Zuckerberg advocates changing the way much of classical history and literature are taught, emphasizing the great diversity of the ancient world. Contrary to the alt-right, our modern definitions of race would have meant nothing to the Greeks and Romans, though they, too, were obsessed with group identity. The hair and skin on many classical statues were originally painted, and Sarah Bond, an assistant classics professor at the University of Iowa, half-seriously proposes repainting them to point out how different ancient people looked from the visages we see today in white marble.

Padilla Peralta believes that any study of classics must include an accounting of how ancient literature has been used to justify oppression, including slavery. In the spring of 2017 he taught a course that examined the concepts of citizenship and slavery from the ancient world to the 21st century.
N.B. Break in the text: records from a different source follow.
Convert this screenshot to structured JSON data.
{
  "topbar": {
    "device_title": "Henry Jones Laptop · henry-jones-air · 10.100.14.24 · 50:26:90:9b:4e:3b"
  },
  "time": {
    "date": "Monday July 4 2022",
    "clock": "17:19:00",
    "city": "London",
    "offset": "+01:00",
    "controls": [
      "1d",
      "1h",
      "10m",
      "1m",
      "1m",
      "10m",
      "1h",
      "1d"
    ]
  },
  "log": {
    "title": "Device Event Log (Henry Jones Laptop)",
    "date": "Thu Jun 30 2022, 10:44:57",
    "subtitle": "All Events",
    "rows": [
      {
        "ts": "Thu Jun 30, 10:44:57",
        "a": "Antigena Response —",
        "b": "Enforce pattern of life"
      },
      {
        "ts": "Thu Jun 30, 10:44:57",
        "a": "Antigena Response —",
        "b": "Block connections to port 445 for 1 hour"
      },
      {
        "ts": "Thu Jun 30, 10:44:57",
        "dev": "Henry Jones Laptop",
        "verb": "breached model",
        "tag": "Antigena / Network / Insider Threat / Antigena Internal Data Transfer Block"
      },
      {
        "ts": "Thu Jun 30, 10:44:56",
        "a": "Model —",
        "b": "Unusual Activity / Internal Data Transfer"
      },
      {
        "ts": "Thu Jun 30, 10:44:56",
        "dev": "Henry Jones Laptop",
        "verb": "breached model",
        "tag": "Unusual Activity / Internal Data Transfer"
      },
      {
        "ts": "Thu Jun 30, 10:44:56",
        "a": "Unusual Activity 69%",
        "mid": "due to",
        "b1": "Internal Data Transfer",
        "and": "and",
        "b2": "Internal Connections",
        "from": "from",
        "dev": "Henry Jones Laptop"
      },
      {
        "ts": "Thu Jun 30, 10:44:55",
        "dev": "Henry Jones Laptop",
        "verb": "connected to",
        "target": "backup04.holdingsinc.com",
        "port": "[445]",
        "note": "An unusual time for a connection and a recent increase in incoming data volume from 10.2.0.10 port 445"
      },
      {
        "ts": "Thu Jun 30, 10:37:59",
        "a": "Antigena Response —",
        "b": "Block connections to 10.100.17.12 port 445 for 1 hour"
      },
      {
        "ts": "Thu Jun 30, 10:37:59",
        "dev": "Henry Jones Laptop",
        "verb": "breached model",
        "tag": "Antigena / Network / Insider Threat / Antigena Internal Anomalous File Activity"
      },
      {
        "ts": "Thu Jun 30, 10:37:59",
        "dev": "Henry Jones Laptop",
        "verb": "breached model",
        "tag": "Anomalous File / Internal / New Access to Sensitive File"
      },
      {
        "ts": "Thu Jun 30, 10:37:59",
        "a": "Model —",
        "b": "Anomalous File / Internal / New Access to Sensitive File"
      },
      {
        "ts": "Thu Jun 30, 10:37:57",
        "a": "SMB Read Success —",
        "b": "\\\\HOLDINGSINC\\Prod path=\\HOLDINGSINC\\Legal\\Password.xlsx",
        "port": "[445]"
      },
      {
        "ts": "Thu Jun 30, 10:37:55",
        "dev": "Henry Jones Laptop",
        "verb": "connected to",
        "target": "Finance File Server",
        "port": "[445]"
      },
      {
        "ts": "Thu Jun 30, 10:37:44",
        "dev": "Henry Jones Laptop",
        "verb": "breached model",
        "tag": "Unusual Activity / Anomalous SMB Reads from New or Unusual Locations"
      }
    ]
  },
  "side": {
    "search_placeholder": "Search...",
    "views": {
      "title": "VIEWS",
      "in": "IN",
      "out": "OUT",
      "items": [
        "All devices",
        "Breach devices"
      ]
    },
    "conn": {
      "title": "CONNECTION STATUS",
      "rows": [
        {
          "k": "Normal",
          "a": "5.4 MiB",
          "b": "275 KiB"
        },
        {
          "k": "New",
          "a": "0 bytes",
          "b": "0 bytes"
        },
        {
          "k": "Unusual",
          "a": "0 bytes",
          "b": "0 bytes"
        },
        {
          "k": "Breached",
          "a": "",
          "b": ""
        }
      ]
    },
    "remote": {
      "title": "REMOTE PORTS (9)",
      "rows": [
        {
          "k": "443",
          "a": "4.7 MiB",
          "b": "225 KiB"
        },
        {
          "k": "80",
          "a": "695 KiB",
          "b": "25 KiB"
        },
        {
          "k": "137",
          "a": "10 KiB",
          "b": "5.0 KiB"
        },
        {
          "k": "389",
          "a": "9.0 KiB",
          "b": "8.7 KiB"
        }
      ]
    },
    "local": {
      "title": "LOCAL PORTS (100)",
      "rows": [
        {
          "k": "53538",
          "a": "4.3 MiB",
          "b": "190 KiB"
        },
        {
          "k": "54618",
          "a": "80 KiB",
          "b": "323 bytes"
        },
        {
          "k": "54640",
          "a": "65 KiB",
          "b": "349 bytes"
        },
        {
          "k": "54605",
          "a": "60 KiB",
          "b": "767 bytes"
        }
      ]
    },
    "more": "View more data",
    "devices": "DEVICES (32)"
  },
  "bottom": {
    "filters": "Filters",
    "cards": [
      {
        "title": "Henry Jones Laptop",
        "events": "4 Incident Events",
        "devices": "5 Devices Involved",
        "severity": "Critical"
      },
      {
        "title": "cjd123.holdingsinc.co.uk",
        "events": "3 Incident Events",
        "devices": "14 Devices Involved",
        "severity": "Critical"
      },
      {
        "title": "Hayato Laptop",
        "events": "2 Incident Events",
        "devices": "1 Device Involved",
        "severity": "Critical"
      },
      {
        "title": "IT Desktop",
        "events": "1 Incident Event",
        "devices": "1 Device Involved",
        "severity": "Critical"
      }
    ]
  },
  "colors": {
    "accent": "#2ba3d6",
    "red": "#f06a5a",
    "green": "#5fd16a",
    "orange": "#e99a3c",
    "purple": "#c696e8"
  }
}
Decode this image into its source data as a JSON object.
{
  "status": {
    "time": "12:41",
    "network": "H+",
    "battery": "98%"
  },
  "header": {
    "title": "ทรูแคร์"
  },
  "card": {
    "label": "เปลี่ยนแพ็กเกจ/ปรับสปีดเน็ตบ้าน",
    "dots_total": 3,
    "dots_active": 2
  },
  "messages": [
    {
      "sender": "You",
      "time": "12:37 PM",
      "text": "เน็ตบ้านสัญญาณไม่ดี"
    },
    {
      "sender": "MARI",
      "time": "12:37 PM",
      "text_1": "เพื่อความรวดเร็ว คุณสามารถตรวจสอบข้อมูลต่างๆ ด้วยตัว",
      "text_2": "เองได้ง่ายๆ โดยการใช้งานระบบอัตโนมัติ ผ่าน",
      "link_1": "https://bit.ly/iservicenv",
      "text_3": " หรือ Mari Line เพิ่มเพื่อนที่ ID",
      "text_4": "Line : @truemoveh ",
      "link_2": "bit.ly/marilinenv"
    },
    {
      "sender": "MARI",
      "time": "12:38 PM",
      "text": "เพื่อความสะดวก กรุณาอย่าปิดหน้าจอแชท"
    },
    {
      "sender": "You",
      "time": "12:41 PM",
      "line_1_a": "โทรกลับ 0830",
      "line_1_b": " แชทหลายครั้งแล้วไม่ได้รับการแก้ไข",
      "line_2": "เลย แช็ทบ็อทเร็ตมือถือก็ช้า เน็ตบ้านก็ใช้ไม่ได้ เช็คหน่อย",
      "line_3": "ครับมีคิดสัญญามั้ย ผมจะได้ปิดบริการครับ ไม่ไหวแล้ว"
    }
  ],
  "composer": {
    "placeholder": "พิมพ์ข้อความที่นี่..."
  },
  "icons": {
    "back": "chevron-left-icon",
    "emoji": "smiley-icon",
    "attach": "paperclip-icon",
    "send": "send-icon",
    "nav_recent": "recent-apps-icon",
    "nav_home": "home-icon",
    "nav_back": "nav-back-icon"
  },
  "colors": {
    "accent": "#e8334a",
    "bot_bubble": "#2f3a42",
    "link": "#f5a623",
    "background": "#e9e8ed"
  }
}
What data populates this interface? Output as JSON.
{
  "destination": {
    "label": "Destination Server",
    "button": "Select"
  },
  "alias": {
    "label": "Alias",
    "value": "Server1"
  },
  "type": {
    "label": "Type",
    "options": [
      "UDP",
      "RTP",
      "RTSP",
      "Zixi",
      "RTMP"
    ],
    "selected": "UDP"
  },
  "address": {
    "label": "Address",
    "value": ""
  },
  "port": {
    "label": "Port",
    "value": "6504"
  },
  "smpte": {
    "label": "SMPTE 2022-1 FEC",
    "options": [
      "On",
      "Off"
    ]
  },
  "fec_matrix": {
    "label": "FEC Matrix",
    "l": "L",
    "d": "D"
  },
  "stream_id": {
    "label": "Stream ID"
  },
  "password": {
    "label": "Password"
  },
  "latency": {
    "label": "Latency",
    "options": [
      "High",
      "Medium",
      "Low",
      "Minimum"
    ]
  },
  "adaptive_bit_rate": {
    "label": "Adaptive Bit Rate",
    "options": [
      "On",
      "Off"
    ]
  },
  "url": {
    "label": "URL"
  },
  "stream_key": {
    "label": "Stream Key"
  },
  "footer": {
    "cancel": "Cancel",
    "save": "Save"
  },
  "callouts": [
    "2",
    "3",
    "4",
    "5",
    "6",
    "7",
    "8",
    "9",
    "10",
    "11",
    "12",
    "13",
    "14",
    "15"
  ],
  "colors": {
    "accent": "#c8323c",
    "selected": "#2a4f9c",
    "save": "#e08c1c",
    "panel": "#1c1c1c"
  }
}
Going further, he points out that even the name “classics” seems to trumpet the discipline’s superiority; in response, some universities have renamed their classics departments as departments of Greek and Roman studies. Padilla Peralta suggests that Princeton consider doing the same.

READ MORE: Classics For All

Although enrollment levels remain steady, Andrew Feldherr ’85, chair of the Princeton classics department, says he and his colleagues are trying to attract students with different backgrounds and expectations. (See sidebar, at left.) “The study of Greece and Rome doesn’t have the same kind of immediate recognition and prestige it used to have,” he concedes. “I think that is a good thing. What we’re realizing now is that we have to find students who don’t know what the discipline can offer.”

There is a Western intellectual tradition that gives these ancient works continued relevance, Feldherr says, although that tradition and its meaning are not the property of any single group. “These are texts that have mattered in the West, but their value is much more than a legacy or even the long conversation about these ideas. Reading Homer is a good preparation for reading Virgil, and reading Virgil is a good preparation for reading Dante or even Joyce.”

Most students, of course, will not go on to read any of those other writers, but there are good reasons, Feldherr believes, why The Iliad remains on many high school and college reading lists: “There is value in reading that as a first text because it is something that, for historical reasons, will seem very familiar. And yet it’s not familiar. It’s an almost 2,000-year-old poem written for a society we would not feel at home in. So the experience of looking at something that you may have these preconceptions about and discovering how radically different it is provides an experience that should be at the start of everybody’s education.”

Zuckerberg doesn’t dispute that our society owes a debt to the Greeks and Romans. The question, she says, is what we do with it. “Should we romanticize the debt, as Shelley did, and as one can find men on Red Pill websites doing today? Or is it a more complicated and problematic legacy? And if the Greeks really are not as similar to us as [earlier generations] thought, would that difference make them less worth reading?” 

Mark F. Bernstein ’83 is PAW’s senior writer.